Problem = Find the word "this" below. Copy each line that has it.

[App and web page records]
-*-
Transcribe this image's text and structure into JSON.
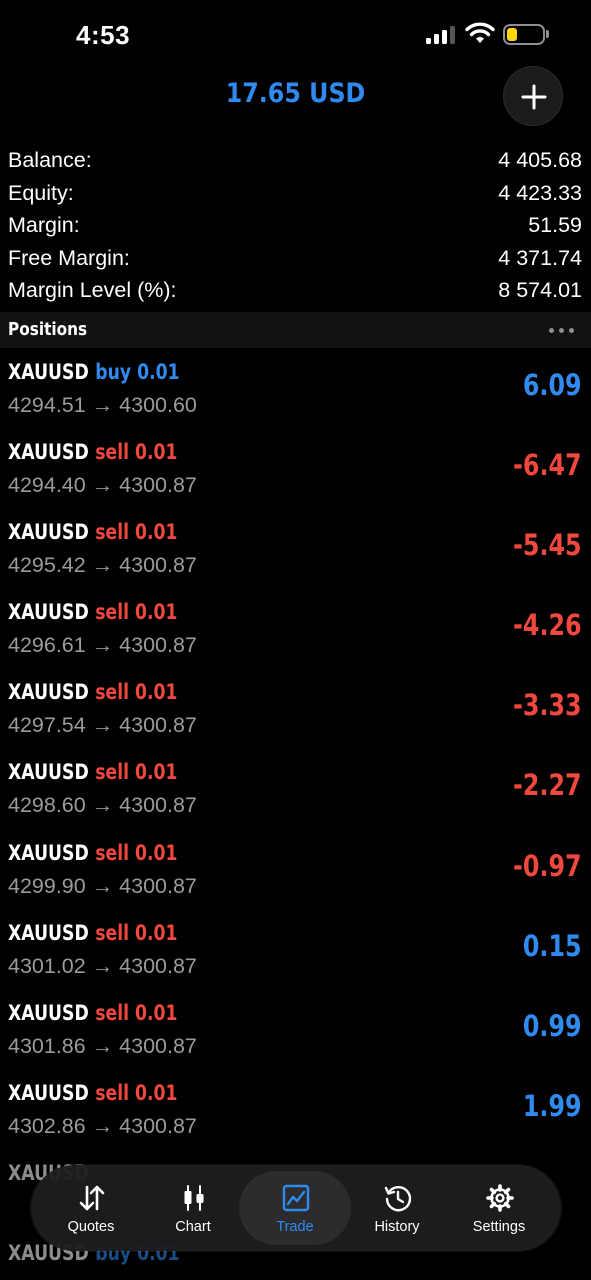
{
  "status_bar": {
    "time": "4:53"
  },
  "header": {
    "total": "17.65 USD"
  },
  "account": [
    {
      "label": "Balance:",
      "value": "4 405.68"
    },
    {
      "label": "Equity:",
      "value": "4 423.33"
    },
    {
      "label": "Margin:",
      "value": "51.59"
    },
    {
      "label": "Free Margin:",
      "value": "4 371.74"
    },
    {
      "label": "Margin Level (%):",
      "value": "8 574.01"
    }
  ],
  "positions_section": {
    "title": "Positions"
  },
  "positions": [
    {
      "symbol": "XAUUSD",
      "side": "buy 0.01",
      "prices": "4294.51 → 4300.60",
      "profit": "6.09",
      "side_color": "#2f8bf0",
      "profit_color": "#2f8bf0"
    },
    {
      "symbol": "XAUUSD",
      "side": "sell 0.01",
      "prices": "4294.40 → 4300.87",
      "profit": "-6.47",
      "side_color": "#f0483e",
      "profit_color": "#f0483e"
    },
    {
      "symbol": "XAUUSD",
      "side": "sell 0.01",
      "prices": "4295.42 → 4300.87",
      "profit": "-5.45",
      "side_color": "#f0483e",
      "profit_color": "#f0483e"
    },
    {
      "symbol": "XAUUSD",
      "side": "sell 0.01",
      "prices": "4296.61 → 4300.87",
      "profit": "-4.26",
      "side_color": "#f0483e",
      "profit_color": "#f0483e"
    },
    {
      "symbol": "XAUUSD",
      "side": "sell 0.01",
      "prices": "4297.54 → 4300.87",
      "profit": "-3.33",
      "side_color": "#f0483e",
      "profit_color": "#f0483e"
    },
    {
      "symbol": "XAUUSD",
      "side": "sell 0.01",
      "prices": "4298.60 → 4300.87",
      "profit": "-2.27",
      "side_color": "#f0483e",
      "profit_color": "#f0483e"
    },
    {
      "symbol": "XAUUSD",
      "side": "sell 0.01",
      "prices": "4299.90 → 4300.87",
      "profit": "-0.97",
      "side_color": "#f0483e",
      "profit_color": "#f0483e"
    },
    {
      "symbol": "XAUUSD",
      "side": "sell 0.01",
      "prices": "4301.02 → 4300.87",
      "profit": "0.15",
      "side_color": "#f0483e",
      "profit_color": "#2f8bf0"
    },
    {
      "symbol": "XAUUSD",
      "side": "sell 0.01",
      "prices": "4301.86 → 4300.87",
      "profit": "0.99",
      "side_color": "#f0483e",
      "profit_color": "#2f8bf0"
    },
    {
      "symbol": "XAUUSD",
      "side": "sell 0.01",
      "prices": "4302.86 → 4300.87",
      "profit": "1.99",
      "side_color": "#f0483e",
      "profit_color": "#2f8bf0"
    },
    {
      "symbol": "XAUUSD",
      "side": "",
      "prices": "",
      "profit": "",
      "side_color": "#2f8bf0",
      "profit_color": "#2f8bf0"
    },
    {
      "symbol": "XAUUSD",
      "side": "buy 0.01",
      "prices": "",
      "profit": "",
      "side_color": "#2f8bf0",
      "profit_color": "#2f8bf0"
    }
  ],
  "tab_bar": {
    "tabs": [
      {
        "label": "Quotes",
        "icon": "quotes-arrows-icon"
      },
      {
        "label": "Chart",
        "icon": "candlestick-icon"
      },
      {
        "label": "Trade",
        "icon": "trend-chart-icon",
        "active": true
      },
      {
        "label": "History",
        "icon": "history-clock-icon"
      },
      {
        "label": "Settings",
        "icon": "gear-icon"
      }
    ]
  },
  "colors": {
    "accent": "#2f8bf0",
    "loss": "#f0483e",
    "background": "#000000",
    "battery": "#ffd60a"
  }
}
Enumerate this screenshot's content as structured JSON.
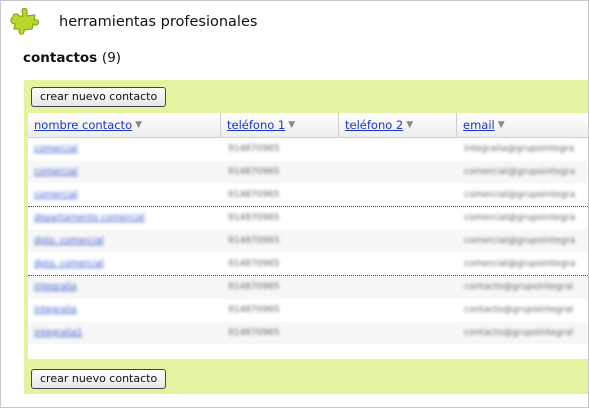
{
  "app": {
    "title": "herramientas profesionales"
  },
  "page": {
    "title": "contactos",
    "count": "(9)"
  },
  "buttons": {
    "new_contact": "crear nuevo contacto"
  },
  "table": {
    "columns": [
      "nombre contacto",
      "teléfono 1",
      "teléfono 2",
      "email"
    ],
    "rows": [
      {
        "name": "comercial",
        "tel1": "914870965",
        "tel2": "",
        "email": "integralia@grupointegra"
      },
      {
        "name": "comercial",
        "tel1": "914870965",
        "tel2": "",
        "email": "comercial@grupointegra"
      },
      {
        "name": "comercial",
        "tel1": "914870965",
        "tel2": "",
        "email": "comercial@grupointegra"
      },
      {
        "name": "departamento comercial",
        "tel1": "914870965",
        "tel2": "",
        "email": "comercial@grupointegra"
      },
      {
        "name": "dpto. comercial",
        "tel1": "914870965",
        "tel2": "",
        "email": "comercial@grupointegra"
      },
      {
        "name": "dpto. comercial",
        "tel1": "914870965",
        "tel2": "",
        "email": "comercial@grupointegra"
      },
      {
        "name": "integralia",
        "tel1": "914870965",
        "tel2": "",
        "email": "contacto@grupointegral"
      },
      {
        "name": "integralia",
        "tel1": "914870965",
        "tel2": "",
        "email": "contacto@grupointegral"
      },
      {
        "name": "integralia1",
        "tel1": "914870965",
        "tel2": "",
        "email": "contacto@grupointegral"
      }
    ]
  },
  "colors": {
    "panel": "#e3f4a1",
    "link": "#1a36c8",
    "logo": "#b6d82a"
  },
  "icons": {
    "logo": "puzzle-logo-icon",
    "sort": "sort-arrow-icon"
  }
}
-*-
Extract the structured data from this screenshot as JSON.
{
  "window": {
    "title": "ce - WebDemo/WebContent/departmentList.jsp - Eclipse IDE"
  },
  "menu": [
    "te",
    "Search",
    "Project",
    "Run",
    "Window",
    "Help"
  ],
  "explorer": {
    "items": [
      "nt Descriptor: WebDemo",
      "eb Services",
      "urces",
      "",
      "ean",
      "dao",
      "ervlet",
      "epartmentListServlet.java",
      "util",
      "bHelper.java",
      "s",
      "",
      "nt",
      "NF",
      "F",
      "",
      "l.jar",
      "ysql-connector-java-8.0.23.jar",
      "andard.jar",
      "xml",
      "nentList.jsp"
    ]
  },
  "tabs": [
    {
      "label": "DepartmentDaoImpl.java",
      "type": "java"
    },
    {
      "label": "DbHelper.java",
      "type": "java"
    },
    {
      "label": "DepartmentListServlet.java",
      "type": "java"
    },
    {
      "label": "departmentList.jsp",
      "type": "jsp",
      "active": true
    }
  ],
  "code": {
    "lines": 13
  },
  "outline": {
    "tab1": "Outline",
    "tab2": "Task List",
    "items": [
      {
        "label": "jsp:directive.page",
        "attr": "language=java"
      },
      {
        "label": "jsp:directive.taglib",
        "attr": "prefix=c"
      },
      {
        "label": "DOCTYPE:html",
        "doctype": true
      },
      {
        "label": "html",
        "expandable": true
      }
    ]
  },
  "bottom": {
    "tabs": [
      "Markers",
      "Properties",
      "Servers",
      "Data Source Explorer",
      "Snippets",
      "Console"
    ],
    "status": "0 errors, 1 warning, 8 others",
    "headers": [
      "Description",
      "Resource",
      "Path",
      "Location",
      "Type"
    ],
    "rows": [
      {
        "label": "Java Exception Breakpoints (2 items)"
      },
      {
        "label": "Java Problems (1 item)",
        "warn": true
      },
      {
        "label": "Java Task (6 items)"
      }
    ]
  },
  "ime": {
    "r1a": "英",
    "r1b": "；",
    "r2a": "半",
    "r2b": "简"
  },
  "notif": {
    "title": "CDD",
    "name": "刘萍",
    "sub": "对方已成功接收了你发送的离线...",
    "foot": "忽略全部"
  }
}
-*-
Output =
Transcribe this image's text and structure into JSON.
Enumerate this screenshot's content as structured JSON.
Extract the structured data from this screenshot as JSON.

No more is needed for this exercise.